<<<<

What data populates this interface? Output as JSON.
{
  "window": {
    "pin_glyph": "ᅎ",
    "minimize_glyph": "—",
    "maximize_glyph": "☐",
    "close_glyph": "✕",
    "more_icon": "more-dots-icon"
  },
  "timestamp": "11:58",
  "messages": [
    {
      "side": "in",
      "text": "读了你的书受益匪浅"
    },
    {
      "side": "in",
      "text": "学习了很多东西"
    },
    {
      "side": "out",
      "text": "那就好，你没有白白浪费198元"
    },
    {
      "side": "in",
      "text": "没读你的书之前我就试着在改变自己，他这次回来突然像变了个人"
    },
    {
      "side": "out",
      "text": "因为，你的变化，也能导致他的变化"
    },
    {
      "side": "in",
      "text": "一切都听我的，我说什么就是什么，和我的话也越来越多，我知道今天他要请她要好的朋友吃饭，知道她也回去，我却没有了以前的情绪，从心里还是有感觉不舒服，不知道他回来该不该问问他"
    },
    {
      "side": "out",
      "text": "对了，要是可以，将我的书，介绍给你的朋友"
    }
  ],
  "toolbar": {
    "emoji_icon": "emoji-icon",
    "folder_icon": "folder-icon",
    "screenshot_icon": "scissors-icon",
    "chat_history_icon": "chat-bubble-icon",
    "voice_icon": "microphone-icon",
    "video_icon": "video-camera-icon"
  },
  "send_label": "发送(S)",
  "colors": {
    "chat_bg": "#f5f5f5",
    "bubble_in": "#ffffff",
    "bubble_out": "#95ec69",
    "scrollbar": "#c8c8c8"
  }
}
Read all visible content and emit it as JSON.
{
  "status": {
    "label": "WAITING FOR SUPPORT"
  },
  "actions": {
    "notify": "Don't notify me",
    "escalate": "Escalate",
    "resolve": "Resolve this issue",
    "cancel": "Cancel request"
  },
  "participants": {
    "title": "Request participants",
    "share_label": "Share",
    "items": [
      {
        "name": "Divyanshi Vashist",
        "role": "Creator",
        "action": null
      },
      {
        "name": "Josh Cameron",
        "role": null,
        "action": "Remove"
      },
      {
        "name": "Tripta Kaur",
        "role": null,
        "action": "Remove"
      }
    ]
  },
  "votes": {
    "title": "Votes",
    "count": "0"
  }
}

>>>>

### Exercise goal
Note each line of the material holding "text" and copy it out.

### The completed task
      "text": "读了你的书受益匪浅"
      "text": "学习了很多东西"
      "text": "那就好，你没有白白浪费198元"
      "text": "没读你的书之前我就试着在改变自己，他这次回来突然像变了个人"
      "text": "因为，你的变化，也能导致他的变化"
      "text": "一切都听我的，我说什么就是什么，和我的话也越来越多，我知道今天他要请她要好的朋友吃饭，知道她也回去，我却没有了以前的情绪，从心里还是有感觉不舒服，不知道他回来该不该问问他"
      "text": "对了，要是可以，将我的书，介绍给你的朋友"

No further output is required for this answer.